Mike and I are working on the launch of a new program (soon-to-announced) that has brought us deeper into research of some historic texts. Although I’ve read through many of these, it’s always interesting to take a fresh look at the way processes or tools are described by various authors throughout history.
Take for example the trying plane. Is it just another name for a “jointer” plane? What in the world is a “long” plane then? Nicholson lists all three as distinct. Moxon only knows of the jointer. Denning sees them as distinct, but believes cabinetmakers rarely have any use for the jointer.
And don’t get me started about the “fore/jack” plane discussion.
I settled into my own understanding of historic plane terminology several years ago, but this deeper digging has kindled in me a desire to revisit these questions. The reality is that the world before the Industrial Revolution was much less standardized – local idiosyncrasies carried authoritative weight. And even though the standardization of knowledge has made it translatable to people from other cultures, it often comes at a cost. In gaining universal intelligibility, we lose particularity.

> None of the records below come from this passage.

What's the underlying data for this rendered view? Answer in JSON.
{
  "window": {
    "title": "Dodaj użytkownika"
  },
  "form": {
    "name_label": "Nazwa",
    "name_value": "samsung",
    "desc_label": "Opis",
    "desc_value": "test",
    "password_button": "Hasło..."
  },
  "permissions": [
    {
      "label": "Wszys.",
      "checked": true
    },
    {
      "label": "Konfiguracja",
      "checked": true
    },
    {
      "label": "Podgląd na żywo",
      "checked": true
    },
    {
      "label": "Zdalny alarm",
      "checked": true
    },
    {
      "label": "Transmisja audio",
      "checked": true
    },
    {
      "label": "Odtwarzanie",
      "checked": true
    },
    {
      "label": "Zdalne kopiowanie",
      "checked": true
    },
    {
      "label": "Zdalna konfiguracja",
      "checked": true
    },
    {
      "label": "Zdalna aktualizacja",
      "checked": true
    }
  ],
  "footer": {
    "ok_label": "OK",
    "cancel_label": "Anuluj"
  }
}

For many, questions of historic nomenclature are superfluous to shop practice, but I’ve found that my ignorance is often directly proportional to the number of assumptions I make. So, it is good practice to be open-minded and always inquisitive. You might just find a hidden gem that unlocks that vexing question about the lack of holdfast holes on certain workbenches or the concentration of axe marks at the end of a shaving horse.
Always be willing to ask.